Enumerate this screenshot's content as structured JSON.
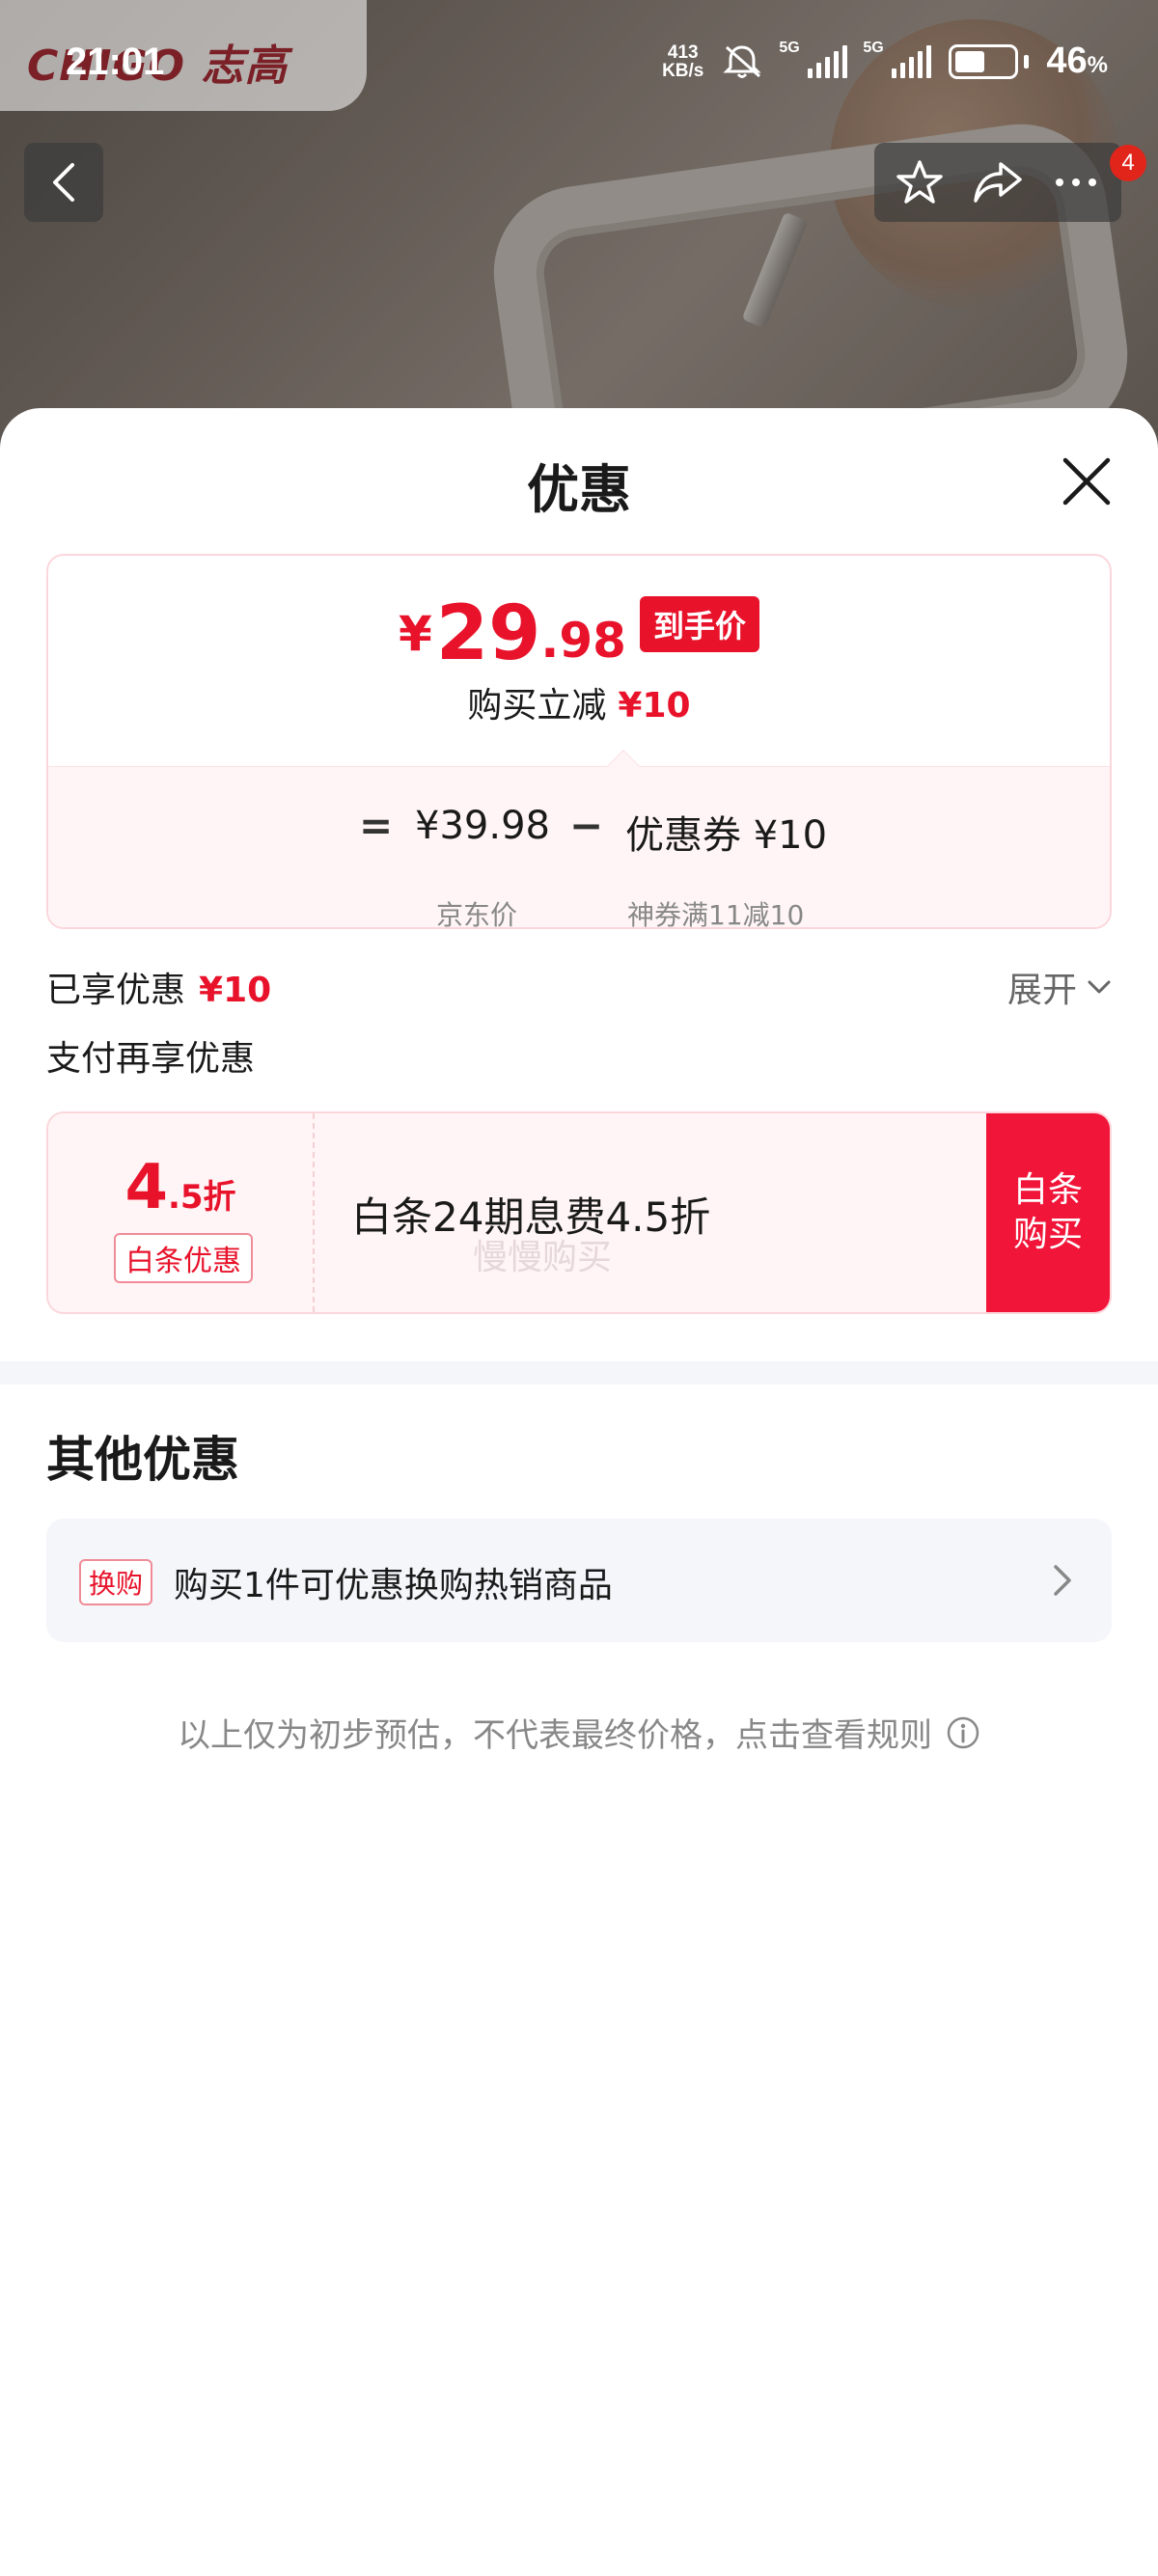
{
  "status_bar": {
    "time": "21:01",
    "net_speed_value": "413",
    "net_speed_unit": "KB/s",
    "signal1_label": "5G",
    "signal2_label": "5G",
    "battery_percent": "46",
    "battery_unit": "%"
  },
  "brand": {
    "logo_text": "CHIGO 志高"
  },
  "top_actions": {
    "badge_count": "4"
  },
  "sheet": {
    "title": "优惠",
    "price": {
      "currency": "¥",
      "integer": "29",
      "decimal": ".98",
      "final_tag": "到手价",
      "instant_label": "购买立减",
      "instant_value": "¥10"
    },
    "formula": {
      "equals": "=",
      "jd_price": "¥39.98",
      "jd_price_label": "京东价",
      "minus": "−",
      "coupon": "优惠券 ¥10",
      "coupon_label": "神券满11减10"
    },
    "enjoyed_label": "已享优惠",
    "enjoyed_value": "¥10",
    "expand_label": "展开",
    "pay_more_label": "支付再享优惠",
    "baitiao": {
      "discount_big": "4",
      "discount_small": ".5折",
      "tag": "白条优惠",
      "description": "白条24期息费4.5折",
      "watermark": "慢慢购买",
      "button": "白条购买"
    },
    "other_title": "其他优惠",
    "exchange": {
      "tag": "换购",
      "text": "购买1件可优惠换购热销商品"
    },
    "disclaimer": "以上仅为初步预估，不代表最终价格，点击查看规则"
  }
}
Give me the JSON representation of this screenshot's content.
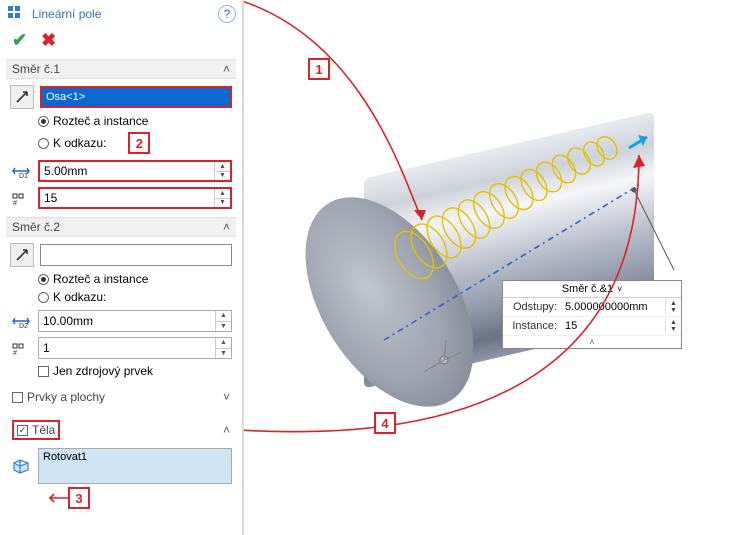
{
  "feature": {
    "title": "Lineární pole"
  },
  "dir1": {
    "header": "Směr č.1",
    "selection": "Osa<1>",
    "opt_spacing": "Rozteč a instance",
    "opt_ref": "K odkazu:",
    "spacing": "5.00mm",
    "count": "15"
  },
  "dir2": {
    "header": "Směr č.2",
    "opt_spacing": "Rozteč a instance",
    "opt_ref": "K odkazu:",
    "spacing": "10.00mm",
    "count": "1",
    "seed_only": "Jen zdrojový prvek"
  },
  "features_faces": {
    "header": "Prvky a plochy"
  },
  "bodies": {
    "header": "Těla",
    "item": "Rotovat1"
  },
  "callouts": {
    "c1": "1",
    "c2": "2",
    "c3": "3",
    "c4": "4"
  },
  "popup": {
    "header": "Směr č.&1",
    "spacing_label": "Odstupy:",
    "spacing_value": "5.000000000mm",
    "instances_label": "Instance:",
    "instances_value": "15"
  }
}
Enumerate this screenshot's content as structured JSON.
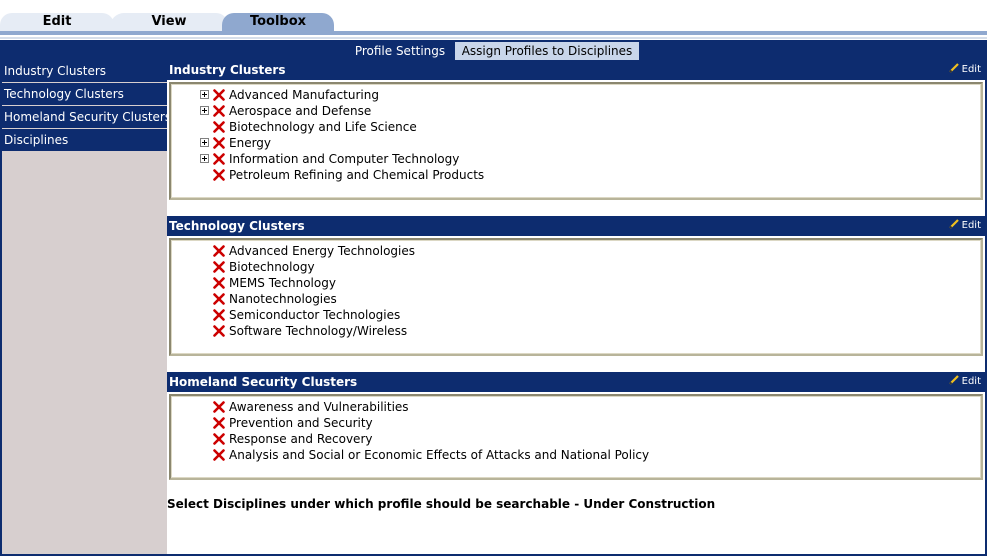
{
  "top_tabs": [
    "Edit",
    "View",
    "Toolbox"
  ],
  "sub_tabs": [
    "Profile Settings",
    "Assign Profiles to Disciplines"
  ],
  "sidebar": {
    "items": [
      {
        "label": "Industry Clusters"
      },
      {
        "label": "Technology Clusters"
      },
      {
        "label": "Homeland Security Clusters"
      },
      {
        "label": "Disciplines"
      }
    ]
  },
  "edit_label": "Edit",
  "sections": [
    {
      "title": "Industry Clusters",
      "items": [
        {
          "label": "Advanced Manufacturing",
          "expandable": true
        },
        {
          "label": "Aerospace and Defense",
          "expandable": true
        },
        {
          "label": "Biotechnology and Life Science",
          "expandable": false
        },
        {
          "label": "Energy",
          "expandable": true
        },
        {
          "label": "Information and Computer Technology",
          "expandable": true
        },
        {
          "label": "Petroleum Refining and Chemical Products",
          "expandable": false
        }
      ]
    },
    {
      "title": "Technology Clusters",
      "items": [
        {
          "label": "Advanced Energy Technologies",
          "expandable": false
        },
        {
          "label": "Biotechnology",
          "expandable": false
        },
        {
          "label": "MEMS Technology",
          "expandable": false
        },
        {
          "label": "Nanotechnologies",
          "expandable": false
        },
        {
          "label": "Semiconductor Technologies",
          "expandable": false
        },
        {
          "label": "Software Technology/Wireless",
          "expandable": false
        }
      ]
    },
    {
      "title": "Homeland Security Clusters",
      "items": [
        {
          "label": "Awareness and Vulnerabilities",
          "expandable": false
        },
        {
          "label": "Prevention and Security",
          "expandable": false
        },
        {
          "label": "Response and Recovery",
          "expandable": false
        },
        {
          "label": "Analysis and Social or Economic Effects of Attacks and National Policy",
          "expandable": false
        }
      ]
    }
  ],
  "footnote": "Select Disciplines under which profile should be searchable - Under Construction",
  "icons": {
    "remove": "red-x-icon",
    "expand": "plus-box-icon",
    "edit": "pencil-icon"
  },
  "colors": {
    "nav_bg": "#0d2c6f",
    "active_tab": "#8fa8cf",
    "remove_x": "#cc0000"
  }
}
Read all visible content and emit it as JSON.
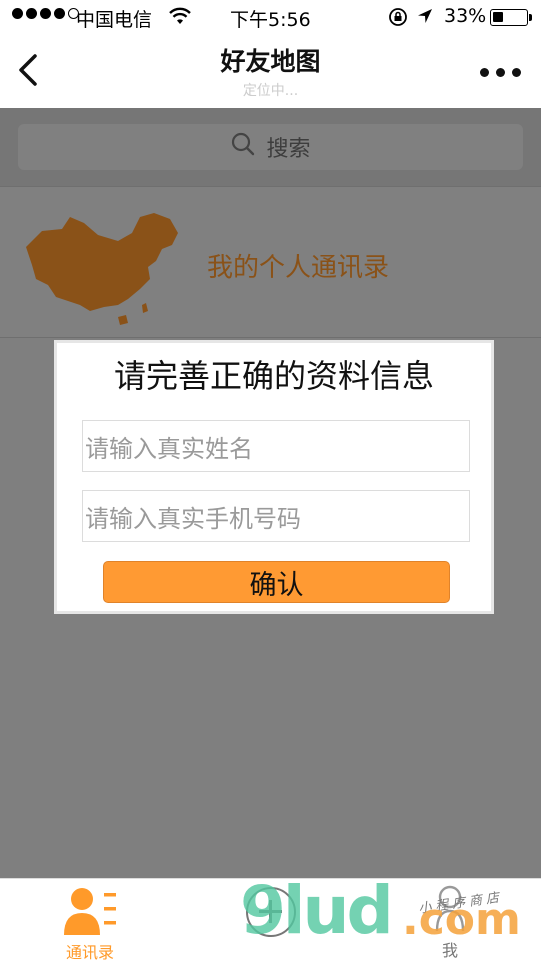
{
  "status_bar": {
    "carrier": "中国电信",
    "time": "下午5:56",
    "battery_percent": "33%",
    "battery_level": 0.33,
    "signal_bars_filled": 4,
    "signal_bars_total": 5
  },
  "navbar": {
    "title": "好友地图",
    "subtitle": "定位中..."
  },
  "search": {
    "placeholder": "搜索"
  },
  "contact_entry": {
    "label": "我的个人通讯录"
  },
  "dialog": {
    "title": "请完善正确的资料信息",
    "name_placeholder": "请输入真实姓名",
    "phone_placeholder": "请输入真实手机号码",
    "confirm_label": "确认"
  },
  "tabbar": {
    "contacts_label": "通讯录",
    "me_label": "我",
    "active_color": "#ff9a2a"
  },
  "watermark": {
    "site": "9lud",
    "tld": ".com",
    "store": "小程序商店"
  },
  "colors": {
    "accent": "#ff9a33",
    "overlay": "#7f7f7f"
  }
}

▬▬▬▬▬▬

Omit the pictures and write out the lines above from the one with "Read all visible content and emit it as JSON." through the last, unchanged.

Read all visible content and emit it as JSON.
{
  "status_bar": {
    "carrier": "中国电信",
    "time": "下午5:56",
    "battery_percent": "33%",
    "battery_level": 0.33,
    "signal_bars_filled": 4,
    "signal_bars_total": 5
  },
  "navbar": {
    "title": "好友地图",
    "subtitle": "定位中..."
  },
  "search": {
    "placeholder": "搜索"
  },
  "contact_entry": {
    "label": "我的个人通讯录"
  },
  "dialog": {
    "title": "请完善正确的资料信息",
    "name_placeholder": "请输入真实姓名",
    "phone_placeholder": "请输入真实手机号码",
    "confirm_label": "确认"
  },
  "tabbar": {
    "contacts_label": "通讯录",
    "me_label": "我",
    "active_color": "#ff9a2a"
  },
  "watermark": {
    "site": "9lud",
    "tld": ".com",
    "store": "小程序商店"
  },
  "colors": {
    "accent": "#ff9a33",
    "overlay": "#7f7f7f"
  }
}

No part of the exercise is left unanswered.